_TASK GOAL_
What is the number of lines in the data below that hold the word "pagos"? Give nothing beyond that number.

Recorded data

------------------------------------------------------------

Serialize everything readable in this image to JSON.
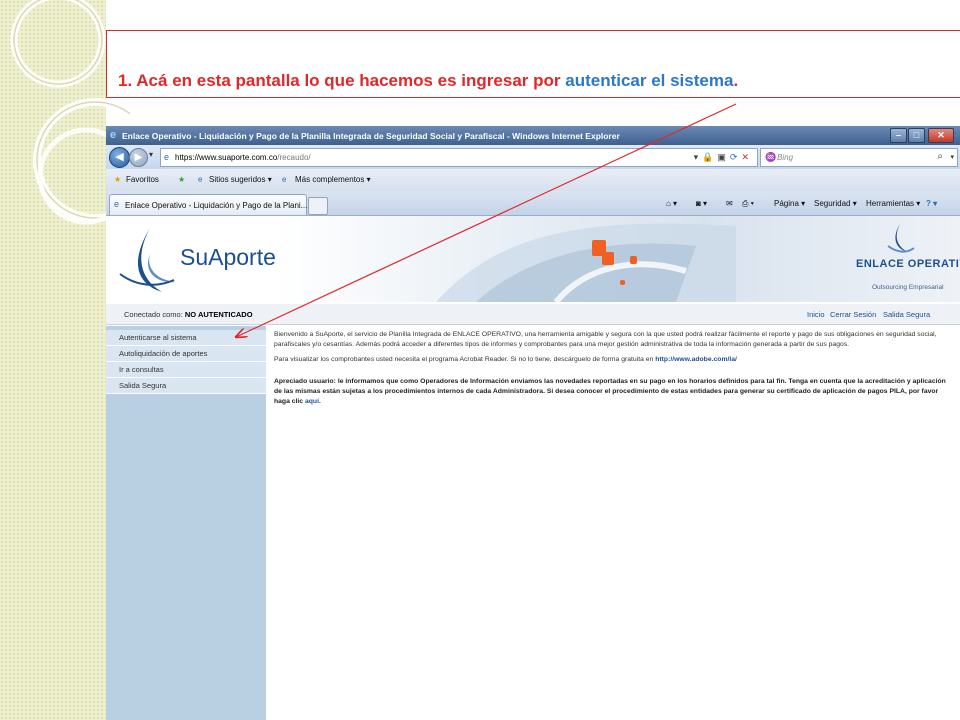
{
  "caption": {
    "number": "1.",
    "text_red": "Acá en esta pantalla lo que hacemos es ingresar por",
    "text_blue": "autenticar el sistema",
    "period": "."
  },
  "browser": {
    "window_title": "Enlace Operativo - Liquidación y Pago de la Planilla Integrada de Seguridad Social y Parafiscal - Windows Internet Explorer",
    "address_scheme": "https://",
    "address_host": "www.suaporte.com.co",
    "address_path": "/recaudo/",
    "search_placeholder": "Bing",
    "favorites": "Favoritos",
    "suggested_sites": "Sitios sugeridos ▾",
    "more_addons": "Más complementos ▾",
    "tab_title": "Enlace Operativo - Liquidación y Pago de la Plani...",
    "cmd_page": "Página ▾",
    "cmd_security": "Seguridad ▾",
    "cmd_tools": "Herramientas ▾"
  },
  "site": {
    "logo_text": "SuAporte",
    "brand_name": "ENLACE OPERATIVO",
    "brand_tagline": "Outsourcing Empresarial",
    "connected_label": "Conectado como:",
    "connected_value": "NO AUTENTICADO",
    "top_links": [
      "Inicio",
      "Cerrar Sesión",
      "Salida Segura"
    ],
    "menu": [
      "Autenticarse al sistema",
      "Autoliquidación de aportes",
      "Ir a consultas",
      "Salida Segura"
    ],
    "welcome_text": "Bienvenido a SuAporte, el servicio de Planilla Integrada de ENLACE OPERATIVO, una herramienta amigable y segura con la que usted podrá realizar fácilmente el reporte y pago de sus obligaciones en seguridad social, parafiscales y/o cesantías. Además podrá acceder a diferentes tipos de informes y comprobantes para una mejor gestión administrativa de toda la información generada a partir de sus pagos.",
    "reader_text": "Para visualizar los comprobantes usted necesita el programa Acrobat Reader. Si no lo tiene, descárguelo de forma gratuita en",
    "reader_link": "http://www.adobe.com/la/",
    "notice_text": "Apreciado usuario: le informamos que como Operadores de Información enviamos las novedades reportadas en su pago en los horarios definidos para tal fin. Tenga en cuenta que la acreditación y aplicación de las mismas están sujetas a los procedimientos internos de cada Administradora. Si desea conocer el procedimiento de estas entidades para generar su certificado de aplicación de pagos PILA, por favor haga clic",
    "notice_link": "aquí."
  },
  "colors": {
    "caption_red": "#e0282a",
    "caption_blue": "#2c78c8",
    "sidebar": "#b9cfe2",
    "brand_blue": "#1d4f8f"
  }
}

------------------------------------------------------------

_REPLY_
2